Fireplaces are becoming more omnipresent in American home remodeling projects, and a stone fireplace in many people’s minds is still as good as it gets.
No matter how nonporous the tile or stone is, no matter how good the shower door or how leak-proof the shower pans may be, and no matter how neat the cook is in his or her kitchen, one thing is certain: Floors will get wet. Before tiling any kitchen or bath, every homeowner should have their “wet area” floors waterproofed. It’s a very simple process that can be as easy as brushing down or roller-applying a waterproofing, anti-fracture membrane that cures quickly—usually in about two hours—and is ready to be tiled over, using the exact same methods as if the waterproofing product were not used.
With more Americans with smaller homes retreating to their basement entertainment areas, what would the reaction be if water dripped through the kitchen floor and wreaked havoc on flat-screen TVs and surround-sound systems?
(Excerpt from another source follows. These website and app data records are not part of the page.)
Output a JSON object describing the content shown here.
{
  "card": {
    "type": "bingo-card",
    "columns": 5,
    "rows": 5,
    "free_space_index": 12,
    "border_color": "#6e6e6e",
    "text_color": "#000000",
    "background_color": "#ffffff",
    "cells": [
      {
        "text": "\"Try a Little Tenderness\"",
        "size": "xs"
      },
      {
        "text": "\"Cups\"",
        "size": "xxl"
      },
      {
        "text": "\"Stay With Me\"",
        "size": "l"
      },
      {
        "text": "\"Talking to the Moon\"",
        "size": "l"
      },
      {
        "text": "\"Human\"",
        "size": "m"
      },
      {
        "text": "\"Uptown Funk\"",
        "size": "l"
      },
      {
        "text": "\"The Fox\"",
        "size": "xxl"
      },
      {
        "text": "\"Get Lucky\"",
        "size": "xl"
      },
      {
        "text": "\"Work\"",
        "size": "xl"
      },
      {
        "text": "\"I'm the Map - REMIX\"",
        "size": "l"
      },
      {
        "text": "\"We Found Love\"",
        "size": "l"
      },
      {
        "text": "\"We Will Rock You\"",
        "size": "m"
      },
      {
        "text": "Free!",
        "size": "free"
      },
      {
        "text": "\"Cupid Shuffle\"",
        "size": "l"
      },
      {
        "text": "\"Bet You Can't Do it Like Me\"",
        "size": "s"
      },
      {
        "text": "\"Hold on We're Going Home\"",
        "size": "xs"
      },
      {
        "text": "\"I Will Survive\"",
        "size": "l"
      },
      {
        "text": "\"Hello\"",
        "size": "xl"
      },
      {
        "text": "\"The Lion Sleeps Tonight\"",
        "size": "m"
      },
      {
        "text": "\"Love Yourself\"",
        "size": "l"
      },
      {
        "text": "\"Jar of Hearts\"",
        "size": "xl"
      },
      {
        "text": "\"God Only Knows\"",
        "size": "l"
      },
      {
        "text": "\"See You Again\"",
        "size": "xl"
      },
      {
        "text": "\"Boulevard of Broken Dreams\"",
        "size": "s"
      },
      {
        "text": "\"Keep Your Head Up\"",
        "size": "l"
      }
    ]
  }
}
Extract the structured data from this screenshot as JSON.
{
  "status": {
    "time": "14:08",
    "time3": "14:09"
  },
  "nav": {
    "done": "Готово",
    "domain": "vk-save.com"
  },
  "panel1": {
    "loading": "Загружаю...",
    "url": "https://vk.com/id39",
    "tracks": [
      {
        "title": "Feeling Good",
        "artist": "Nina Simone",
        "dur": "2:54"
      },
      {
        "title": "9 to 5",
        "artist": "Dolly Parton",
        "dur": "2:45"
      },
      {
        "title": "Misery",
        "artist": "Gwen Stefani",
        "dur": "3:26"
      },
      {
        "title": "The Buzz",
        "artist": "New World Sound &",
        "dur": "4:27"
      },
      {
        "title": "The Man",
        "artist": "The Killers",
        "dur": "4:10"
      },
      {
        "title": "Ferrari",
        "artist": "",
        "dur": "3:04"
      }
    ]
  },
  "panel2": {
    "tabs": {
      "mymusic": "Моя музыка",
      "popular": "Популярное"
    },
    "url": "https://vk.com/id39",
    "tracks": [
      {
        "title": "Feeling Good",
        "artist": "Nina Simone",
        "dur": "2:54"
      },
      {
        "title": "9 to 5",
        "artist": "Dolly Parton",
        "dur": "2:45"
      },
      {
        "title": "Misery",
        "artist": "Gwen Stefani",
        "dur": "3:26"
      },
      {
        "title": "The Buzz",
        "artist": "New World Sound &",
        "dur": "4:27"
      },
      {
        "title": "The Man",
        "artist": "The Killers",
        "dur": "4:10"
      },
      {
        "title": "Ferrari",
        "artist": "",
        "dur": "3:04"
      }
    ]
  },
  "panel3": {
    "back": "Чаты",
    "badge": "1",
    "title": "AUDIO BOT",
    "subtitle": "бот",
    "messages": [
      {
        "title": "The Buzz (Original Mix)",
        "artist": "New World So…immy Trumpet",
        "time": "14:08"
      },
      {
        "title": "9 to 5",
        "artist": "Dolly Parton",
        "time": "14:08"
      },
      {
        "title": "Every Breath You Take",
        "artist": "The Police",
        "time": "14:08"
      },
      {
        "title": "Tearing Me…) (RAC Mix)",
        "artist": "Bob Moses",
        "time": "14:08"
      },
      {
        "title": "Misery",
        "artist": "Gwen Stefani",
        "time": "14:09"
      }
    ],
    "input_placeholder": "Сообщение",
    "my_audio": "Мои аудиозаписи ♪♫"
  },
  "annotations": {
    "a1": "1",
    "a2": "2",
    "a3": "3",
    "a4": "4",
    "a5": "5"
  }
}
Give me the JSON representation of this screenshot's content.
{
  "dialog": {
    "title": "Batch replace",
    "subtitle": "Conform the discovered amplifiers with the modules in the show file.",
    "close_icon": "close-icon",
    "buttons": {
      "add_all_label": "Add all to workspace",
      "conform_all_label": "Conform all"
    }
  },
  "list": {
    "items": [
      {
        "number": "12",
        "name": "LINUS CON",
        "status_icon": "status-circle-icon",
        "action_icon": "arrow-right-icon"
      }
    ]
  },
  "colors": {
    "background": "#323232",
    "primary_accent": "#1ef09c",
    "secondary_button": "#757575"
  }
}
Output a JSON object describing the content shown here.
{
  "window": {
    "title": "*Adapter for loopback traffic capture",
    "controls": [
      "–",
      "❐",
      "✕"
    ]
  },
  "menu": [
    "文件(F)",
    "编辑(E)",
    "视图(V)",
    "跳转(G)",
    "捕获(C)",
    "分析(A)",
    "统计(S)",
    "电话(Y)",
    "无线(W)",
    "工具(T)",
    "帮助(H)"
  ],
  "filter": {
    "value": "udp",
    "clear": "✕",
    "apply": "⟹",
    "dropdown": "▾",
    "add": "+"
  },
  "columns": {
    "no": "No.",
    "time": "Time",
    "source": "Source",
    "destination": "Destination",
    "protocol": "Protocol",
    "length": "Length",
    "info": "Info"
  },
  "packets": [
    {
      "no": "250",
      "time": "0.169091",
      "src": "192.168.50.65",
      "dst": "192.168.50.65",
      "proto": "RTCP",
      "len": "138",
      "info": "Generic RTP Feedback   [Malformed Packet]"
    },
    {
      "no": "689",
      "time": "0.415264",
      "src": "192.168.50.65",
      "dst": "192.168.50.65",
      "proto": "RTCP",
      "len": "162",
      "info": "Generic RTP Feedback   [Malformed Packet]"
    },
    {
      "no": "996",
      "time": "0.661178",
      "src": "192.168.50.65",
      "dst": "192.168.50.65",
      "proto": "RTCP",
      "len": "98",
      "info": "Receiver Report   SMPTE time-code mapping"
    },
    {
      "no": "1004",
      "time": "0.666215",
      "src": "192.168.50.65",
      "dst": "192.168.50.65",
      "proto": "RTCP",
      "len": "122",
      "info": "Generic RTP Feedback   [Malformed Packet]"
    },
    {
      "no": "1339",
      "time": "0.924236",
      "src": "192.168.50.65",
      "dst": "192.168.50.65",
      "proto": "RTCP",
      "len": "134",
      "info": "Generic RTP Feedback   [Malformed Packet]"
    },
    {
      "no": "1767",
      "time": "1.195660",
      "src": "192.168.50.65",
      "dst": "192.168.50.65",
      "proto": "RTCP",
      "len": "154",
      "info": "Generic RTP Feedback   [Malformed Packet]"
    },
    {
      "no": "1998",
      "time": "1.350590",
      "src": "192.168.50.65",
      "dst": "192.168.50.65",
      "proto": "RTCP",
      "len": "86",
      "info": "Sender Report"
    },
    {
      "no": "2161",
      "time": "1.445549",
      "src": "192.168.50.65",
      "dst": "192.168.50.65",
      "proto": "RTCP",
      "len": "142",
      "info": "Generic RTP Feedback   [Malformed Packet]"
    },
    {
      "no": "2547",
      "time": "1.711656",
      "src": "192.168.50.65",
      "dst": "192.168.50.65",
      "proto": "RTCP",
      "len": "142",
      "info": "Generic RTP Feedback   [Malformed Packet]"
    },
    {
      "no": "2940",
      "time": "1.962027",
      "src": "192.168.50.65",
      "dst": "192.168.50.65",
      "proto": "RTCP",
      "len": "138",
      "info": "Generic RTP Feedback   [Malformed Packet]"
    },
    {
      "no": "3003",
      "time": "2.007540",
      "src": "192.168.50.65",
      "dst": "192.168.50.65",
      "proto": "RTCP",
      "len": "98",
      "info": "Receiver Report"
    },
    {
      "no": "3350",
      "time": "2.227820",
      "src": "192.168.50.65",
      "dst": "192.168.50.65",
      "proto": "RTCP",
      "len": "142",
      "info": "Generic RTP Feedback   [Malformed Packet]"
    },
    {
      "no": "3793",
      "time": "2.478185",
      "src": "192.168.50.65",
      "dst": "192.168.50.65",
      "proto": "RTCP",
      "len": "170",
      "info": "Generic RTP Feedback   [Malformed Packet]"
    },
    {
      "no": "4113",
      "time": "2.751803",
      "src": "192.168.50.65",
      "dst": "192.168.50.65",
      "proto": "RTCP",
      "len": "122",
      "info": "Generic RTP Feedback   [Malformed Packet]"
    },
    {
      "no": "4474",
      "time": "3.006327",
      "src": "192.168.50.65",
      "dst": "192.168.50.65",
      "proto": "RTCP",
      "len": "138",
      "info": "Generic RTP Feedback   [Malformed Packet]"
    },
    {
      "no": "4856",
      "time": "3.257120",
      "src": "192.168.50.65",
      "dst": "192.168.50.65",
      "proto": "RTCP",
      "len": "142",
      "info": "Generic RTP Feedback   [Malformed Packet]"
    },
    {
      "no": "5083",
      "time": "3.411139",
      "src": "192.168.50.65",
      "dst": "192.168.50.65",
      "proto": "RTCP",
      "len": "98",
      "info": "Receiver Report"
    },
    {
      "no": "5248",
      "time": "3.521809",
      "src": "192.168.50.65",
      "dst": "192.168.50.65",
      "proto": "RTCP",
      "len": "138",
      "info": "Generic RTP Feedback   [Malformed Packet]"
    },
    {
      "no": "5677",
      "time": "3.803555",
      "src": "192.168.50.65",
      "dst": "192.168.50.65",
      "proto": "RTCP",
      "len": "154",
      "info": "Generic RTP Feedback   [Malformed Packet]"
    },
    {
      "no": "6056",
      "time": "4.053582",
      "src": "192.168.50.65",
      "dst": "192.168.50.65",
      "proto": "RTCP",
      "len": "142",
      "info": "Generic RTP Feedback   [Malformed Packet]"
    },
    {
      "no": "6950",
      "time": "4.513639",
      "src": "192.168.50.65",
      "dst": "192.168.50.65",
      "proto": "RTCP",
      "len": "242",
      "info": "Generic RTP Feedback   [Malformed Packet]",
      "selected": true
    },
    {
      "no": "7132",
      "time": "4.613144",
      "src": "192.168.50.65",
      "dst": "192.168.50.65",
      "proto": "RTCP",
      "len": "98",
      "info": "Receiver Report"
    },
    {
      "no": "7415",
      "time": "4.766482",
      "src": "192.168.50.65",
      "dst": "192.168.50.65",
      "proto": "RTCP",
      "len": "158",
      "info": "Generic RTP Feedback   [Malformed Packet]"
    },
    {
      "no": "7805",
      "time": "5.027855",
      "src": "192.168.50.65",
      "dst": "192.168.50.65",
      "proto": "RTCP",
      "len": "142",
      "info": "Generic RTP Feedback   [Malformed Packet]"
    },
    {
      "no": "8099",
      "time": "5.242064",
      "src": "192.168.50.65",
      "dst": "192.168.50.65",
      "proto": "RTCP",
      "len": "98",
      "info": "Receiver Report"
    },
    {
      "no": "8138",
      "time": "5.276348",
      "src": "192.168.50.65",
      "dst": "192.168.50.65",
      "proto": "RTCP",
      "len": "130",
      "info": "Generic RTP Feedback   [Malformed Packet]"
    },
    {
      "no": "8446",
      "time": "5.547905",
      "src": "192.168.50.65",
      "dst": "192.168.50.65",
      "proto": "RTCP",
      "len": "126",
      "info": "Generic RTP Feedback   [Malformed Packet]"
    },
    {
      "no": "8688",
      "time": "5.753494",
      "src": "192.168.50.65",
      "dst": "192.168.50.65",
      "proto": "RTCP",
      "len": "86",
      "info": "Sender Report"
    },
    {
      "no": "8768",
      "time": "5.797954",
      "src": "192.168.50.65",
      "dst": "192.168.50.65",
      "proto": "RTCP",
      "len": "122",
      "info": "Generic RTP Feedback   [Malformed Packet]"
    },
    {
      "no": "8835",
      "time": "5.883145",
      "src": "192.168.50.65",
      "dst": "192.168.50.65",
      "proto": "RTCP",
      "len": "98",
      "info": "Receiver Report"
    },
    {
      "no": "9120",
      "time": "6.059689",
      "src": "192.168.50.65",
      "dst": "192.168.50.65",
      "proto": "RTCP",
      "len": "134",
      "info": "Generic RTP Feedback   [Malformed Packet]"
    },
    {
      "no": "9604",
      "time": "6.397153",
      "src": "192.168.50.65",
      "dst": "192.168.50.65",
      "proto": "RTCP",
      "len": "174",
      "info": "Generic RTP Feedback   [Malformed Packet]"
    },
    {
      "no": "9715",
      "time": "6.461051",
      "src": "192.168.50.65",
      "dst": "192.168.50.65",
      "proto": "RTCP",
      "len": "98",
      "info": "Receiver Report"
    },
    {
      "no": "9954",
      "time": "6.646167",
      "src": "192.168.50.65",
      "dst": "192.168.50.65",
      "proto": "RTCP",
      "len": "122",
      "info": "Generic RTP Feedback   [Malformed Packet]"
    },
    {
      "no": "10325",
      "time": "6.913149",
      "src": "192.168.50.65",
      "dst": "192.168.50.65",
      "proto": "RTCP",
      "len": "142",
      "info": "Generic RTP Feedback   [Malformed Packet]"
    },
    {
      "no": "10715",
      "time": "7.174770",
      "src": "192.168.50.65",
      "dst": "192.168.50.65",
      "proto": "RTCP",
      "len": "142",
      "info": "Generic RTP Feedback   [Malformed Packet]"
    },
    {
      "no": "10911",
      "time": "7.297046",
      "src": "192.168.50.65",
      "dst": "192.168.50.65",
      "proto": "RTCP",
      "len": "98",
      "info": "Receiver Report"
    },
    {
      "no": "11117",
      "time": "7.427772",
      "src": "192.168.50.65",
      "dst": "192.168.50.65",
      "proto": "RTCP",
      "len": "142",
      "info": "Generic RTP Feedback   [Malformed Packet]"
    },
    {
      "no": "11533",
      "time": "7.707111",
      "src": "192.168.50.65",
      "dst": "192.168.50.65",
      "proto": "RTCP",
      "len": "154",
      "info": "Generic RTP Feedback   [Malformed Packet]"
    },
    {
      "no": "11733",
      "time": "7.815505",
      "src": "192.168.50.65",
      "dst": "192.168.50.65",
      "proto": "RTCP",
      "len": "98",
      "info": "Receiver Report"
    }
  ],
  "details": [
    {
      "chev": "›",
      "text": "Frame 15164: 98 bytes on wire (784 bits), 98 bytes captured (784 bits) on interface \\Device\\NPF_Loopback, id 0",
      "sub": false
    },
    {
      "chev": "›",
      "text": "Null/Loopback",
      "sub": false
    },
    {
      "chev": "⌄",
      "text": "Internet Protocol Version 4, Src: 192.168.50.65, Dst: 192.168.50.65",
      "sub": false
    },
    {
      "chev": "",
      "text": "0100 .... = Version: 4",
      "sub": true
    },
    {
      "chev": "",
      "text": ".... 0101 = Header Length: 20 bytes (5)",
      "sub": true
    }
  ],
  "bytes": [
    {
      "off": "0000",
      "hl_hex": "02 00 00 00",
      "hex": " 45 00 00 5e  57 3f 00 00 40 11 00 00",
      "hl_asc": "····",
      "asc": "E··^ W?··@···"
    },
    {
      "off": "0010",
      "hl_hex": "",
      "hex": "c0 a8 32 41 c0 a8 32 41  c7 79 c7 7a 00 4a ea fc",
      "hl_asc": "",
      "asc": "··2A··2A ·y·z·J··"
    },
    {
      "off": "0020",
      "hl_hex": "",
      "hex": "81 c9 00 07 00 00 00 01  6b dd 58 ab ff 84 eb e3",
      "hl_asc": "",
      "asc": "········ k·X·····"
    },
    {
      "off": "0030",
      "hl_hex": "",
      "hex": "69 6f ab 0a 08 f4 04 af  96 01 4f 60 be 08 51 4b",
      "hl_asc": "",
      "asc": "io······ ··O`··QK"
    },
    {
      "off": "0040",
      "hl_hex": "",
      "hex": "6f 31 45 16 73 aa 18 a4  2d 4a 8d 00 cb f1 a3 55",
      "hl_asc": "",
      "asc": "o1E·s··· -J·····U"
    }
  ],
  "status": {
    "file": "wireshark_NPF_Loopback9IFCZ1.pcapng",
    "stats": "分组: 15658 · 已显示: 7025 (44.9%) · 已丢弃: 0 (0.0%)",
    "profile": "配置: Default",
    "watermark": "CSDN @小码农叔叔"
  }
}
A good friend in the building trades told me once that waterproofing a kitchen or bath is like “taking out a very inexpensive insurance policy.”
Designing with Water
There are so many incredible tile and stone design products out there today, choosing exactly what one wants is tantamount to having dinner at the Las Vegas Bellagio’s famous buffet, but with a small, restricted time limit. If one really wants to spiral down into a state of total cognitive dissonance relative to these decisions, think about adding waterjet fabrication to the mix.
Via a computer-driven, robotic arm that shoots tiny jet streams of water faster than the speed of sound, virtually anything that can be drawn in 2-D can be cut into large or tiny pieces via this technology and reassembled as a hard-surface jigsaw puzzle to the most exacting of tolerances. Maybe someone loves the look of Persian rugs, but can’t be around them because of dust mites and allergens, and thus, wants a tile or stone floor. With the waterjet process, a natural stone “rug” can be cut, assembled as tiles in the exact same size as the field material surrounding the rug and installed no differently than if just plain tile was being put down. There is no limit to what can be designed via this process when one considers the multitude of hard-surface materials to be used for the waterjet project’s palette. Just like with today’s tile and stone products, this “luxury” process is much more affordable than in the past. (To learn more about computer-driven tile and stone design, see “Timeless Designs.”)
Is it Wood or Porcelain?
Wood flooring is popular; it looks good and it’s a product of nature. But there are some climates, especially in the hot and humid states, where wood isn’t suitable. So what does one do, if one really wants that look? In the past few years, some manufacturers of porcelain floor tile have come out with planked “wood-look” flooring. Via a high-definition inkjet printing process along with a scanning process to emulate texture, veining and even knotholes, there are a number of very high-quality porcelain tile lines that look very much like wood. And these high-quality, rectified modules are now being produced in sizes such as 6 by 36 inches and 2 by 24 inches, alongside more traditional tile sizes.
For flooring, porcelain is most popular when we’re talking about manmade tile. Porcelain is a molecularly dense material, incredibly strong and generally has less than 0.05 percent porosity, which is less than most natural granite.
The tile and stone sectors of the building industry may have been down these past years, but they’re far from out. When the dust clears and it’s a reality that this recession is over, watch for tile and stone in the fast lane.